TOKYO – Subaru is developing new versions of its trademark EyeSight driver assist system that will leverage artificial intelligence to deliver autonomous driving and auto parking.
The all-wheel-drive niche player plans to introduce the new setups from 2025. The technology will build upon Subaru’s stereo camera system and use artificial intelligence to improve computer recognition in hard-to-see situations, such as when road lane markers are covered in snow.
Future versions will use over-the-air updates, though Subaru did not detail a timeline for that.
The systems are being created, in part, at a new artificial intelligence development center where engineers are using machine learning to deliver better safety features at a faster pace.
The Subaru Lab, nestled in Tokyo’s techy Shibuya neighborhood, opened in December 2020 and is now ramping up operations with the pandemic slowdown in the rearview mirror.
Eiji Shibata, director of Subaru Lab and a senior program manager at the engineering unit, outlined the latest safety technology steps in a briefing on Wednesday.
Further evolution of EyeSight is a critical brand differentiator for Subaru, he said.
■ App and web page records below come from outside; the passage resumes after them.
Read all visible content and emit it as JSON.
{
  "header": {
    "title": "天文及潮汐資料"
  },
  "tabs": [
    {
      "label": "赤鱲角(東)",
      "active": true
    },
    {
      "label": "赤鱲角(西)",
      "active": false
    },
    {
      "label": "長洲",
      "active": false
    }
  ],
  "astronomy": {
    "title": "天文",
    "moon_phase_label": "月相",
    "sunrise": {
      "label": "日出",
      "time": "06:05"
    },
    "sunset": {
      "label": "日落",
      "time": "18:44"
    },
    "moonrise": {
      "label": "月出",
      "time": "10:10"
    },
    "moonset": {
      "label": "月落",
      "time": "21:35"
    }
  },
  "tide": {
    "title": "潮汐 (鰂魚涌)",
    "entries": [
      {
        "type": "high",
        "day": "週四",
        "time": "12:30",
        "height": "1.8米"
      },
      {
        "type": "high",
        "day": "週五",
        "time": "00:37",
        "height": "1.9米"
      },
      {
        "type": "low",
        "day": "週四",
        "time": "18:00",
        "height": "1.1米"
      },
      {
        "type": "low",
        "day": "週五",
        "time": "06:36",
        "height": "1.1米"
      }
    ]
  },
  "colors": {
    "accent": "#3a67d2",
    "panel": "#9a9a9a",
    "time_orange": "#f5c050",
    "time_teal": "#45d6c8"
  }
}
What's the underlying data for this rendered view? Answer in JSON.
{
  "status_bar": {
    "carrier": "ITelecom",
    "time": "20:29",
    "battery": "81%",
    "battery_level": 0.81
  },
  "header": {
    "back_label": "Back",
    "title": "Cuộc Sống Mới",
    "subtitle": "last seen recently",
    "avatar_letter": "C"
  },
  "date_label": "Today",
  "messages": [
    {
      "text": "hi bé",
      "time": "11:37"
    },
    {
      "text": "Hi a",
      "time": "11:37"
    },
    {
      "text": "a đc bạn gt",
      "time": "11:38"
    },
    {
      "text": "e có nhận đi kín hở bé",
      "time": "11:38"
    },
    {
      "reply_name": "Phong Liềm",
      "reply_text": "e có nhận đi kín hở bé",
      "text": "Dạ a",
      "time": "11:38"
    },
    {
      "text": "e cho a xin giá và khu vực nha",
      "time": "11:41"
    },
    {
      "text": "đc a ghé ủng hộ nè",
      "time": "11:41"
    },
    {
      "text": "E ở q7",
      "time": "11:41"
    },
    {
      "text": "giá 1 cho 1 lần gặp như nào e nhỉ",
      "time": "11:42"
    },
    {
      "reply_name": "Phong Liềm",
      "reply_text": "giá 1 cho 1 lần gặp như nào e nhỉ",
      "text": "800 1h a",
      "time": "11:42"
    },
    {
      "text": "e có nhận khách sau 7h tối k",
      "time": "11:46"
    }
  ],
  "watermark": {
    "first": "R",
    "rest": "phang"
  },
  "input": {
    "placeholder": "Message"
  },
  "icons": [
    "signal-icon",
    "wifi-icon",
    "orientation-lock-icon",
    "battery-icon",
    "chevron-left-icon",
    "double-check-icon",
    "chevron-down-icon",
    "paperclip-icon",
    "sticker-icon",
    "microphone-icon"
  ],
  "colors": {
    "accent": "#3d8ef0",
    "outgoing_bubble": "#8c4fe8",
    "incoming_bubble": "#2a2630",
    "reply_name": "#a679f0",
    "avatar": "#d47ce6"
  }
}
“Subaru’s approach is how to reduce traffic accident fatalities to zero as soon as possible rather than focusing on autonomous driving,” Shibata said.
In June, Tokyo-based Subaru reached a milestone of selling 5 million vehicles equipped with EyeSight systems, since introducing the technology in 2008. Today, EyeSight equipped models account for about 91 percent of Subaru’s sales worldwide, and 96 percent in the U.S.
Subaru’s moves are part of the company’s long-term ambition to achieve zero road fatalities by 2030 among people involved in collisions with the brand’s vehicles.